> Interface dataset entries:
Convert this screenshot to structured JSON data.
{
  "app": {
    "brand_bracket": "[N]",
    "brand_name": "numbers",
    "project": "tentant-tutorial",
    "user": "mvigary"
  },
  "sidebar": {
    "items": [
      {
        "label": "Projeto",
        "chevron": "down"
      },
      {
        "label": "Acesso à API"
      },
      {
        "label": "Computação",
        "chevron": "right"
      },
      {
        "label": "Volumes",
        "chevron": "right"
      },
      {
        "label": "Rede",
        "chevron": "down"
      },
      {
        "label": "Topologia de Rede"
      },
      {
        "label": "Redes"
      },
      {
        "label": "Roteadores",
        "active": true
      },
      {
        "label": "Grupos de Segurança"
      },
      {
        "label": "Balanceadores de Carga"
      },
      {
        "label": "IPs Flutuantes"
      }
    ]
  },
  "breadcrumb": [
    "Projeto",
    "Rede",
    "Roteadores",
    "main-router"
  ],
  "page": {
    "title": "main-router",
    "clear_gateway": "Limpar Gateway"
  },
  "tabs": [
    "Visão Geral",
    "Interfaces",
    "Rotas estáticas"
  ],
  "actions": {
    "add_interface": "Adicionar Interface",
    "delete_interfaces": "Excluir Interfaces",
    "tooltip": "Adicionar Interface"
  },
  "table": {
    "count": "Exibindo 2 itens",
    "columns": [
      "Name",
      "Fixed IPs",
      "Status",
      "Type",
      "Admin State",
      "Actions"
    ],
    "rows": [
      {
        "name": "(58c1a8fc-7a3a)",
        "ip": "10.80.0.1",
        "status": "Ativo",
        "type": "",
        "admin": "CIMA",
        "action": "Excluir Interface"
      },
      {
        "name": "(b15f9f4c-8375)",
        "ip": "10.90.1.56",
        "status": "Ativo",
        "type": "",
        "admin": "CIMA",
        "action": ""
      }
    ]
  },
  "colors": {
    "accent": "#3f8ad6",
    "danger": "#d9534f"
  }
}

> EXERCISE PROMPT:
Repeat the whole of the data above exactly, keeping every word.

> SOLUTION TO THIS TASK:
Convert this screenshot to structured JSON data.
{
  "app": {
    "brand_bracket": "[N]",
    "brand_name": "numbers",
    "project": "tentant-tutorial",
    "user": "mvigary"
  },
  "sidebar": {
    "items": [
      {
        "label": "Projeto",
        "chevron": "down"
      },
      {
        "label": "Acesso à API"
      },
      {
        "label": "Computação",
        "chevron": "right"
      },
      {
        "label": "Volumes",
        "chevron": "right"
      },
      {
        "label": "Rede",
        "chevron": "down"
      },
      {
        "label": "Topologia de Rede"
      },
      {
        "label": "Redes"
      },
      {
        "label": "Roteadores",
        "active": true
      },
      {
        "label": "Grupos de Segurança"
      },
      {
        "label": "Balanceadores de Carga"
      },
      {
        "label": "IPs Flutuantes"
      }
    ]
  },
  "breadcrumb": [
    "Projeto",
    "Rede",
    "Roteadores",
    "main-router"
  ],
  "page": {
    "title": "main-router",
    "clear_gateway": "Limpar Gateway"
  },
  "tabs": [
    "Visão Geral",
    "Interfaces",
    "Rotas estáticas"
  ],
  "actions": {
    "add_interface": "Adicionar Interface",
    "delete_interfaces": "Excluir Interfaces",
    "tooltip": "Adicionar Interface"
  },
  "table": {
    "count": "Exibindo 2 itens",
    "columns": [
      "Name",
      "Fixed IPs",
      "Status",
      "Type",
      "Admin State",
      "Actions"
    ],
    "rows": [
      {
        "name": "(58c1a8fc-7a3a)",
        "ip": "10.80.0.1",
        "status": "Ativo",
        "type": "",
        "admin": "CIMA",
        "action": "Excluir Interface"
      },
      {
        "name": "(b15f9f4c-8375)",
        "ip": "10.90.1.56",
        "status": "Ativo",
        "type": "",
        "admin": "CIMA",
        "action": ""
      }
    ]
  },
  "colors": {
    "accent": "#3f8ad6",
    "danger": "#d9534f"
  }
}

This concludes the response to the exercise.